[LISTED RECORDS — start]

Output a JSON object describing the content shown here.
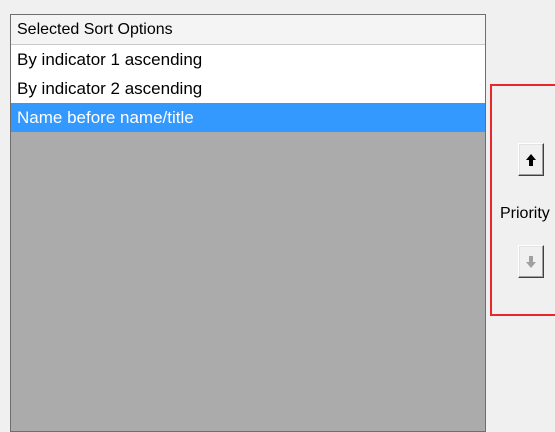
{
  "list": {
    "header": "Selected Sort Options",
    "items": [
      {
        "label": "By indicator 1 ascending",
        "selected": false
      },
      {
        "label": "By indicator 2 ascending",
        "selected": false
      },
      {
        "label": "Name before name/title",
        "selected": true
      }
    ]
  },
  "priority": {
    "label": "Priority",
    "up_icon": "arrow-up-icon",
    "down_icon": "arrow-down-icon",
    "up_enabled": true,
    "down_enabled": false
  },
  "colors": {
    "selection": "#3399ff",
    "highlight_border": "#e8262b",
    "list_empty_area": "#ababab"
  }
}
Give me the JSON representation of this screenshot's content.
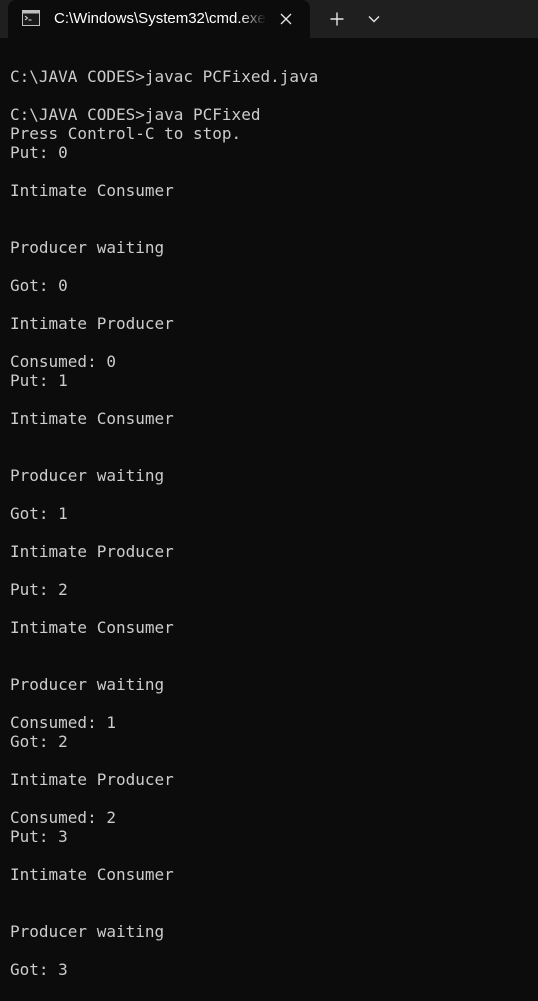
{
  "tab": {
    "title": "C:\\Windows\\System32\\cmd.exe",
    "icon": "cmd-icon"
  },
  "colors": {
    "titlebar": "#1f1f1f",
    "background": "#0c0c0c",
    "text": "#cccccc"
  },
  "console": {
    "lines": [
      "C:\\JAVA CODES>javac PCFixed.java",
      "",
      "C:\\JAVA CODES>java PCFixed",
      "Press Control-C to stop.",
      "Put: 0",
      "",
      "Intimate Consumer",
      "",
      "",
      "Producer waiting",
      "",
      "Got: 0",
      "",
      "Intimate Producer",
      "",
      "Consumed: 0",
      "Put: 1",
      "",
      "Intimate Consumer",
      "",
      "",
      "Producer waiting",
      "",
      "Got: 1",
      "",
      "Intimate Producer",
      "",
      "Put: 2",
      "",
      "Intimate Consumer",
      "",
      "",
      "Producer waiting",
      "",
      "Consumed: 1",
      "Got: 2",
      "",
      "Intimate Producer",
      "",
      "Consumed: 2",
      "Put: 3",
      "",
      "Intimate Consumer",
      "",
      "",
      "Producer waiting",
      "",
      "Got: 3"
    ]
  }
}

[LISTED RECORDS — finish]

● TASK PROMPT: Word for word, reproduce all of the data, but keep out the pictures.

● PROBLEM SOLUTION:
Output a JSON object describing the content shown here.
{
  "list": {
    "header": "Selected Sort Options",
    "items": [
      {
        "label": "By indicator 1 ascending",
        "selected": false
      },
      {
        "label": "By indicator 2 ascending",
        "selected": false
      },
      {
        "label": "Name before name/title",
        "selected": true
      }
    ]
  },
  "priority": {
    "label": "Priority",
    "up_icon": "arrow-up-icon",
    "down_icon": "arrow-down-icon",
    "up_enabled": true,
    "down_enabled": false
  },
  "colors": {
    "selection": "#3399ff",
    "highlight_border": "#e8262b",
    "list_empty_area": "#ababab"
  }
}
Give me the JSON representation of this screenshot's content.
{
  "tab": {
    "title": "C:\\Windows\\System32\\cmd.exe",
    "icon": "cmd-icon"
  },
  "colors": {
    "titlebar": "#1f1f1f",
    "background": "#0c0c0c",
    "text": "#cccccc"
  },
  "console": {
    "lines": [
      "C:\\JAVA CODES>javac PCFixed.java",
      "",
      "C:\\JAVA CODES>java PCFixed",
      "Press Control-C to stop.",
      "Put: 0",
      "",
      "Intimate Consumer",
      "",
      "",
      "Producer waiting",
      "",
      "Got: 0",
      "",
      "Intimate Producer",
      "",
      "Consumed: 0",
      "Put: 1",
      "",
      "Intimate Consumer",
      "",
      "",
      "Producer waiting",
      "",
      "Got: 1",
      "",
      "Intimate Producer",
      "",
      "Put: 2",
      "",
      "Intimate Consumer",
      "",
      "",
      "Producer waiting",
      "",
      "Consumed: 1",
      "Got: 2",
      "",
      "Intimate Producer",
      "",
      "Consumed: 2",
      "Put: 3",
      "",
      "Intimate Consumer",
      "",
      "",
      "Producer waiting",
      "",
      "Got: 3"
    ]
  }
}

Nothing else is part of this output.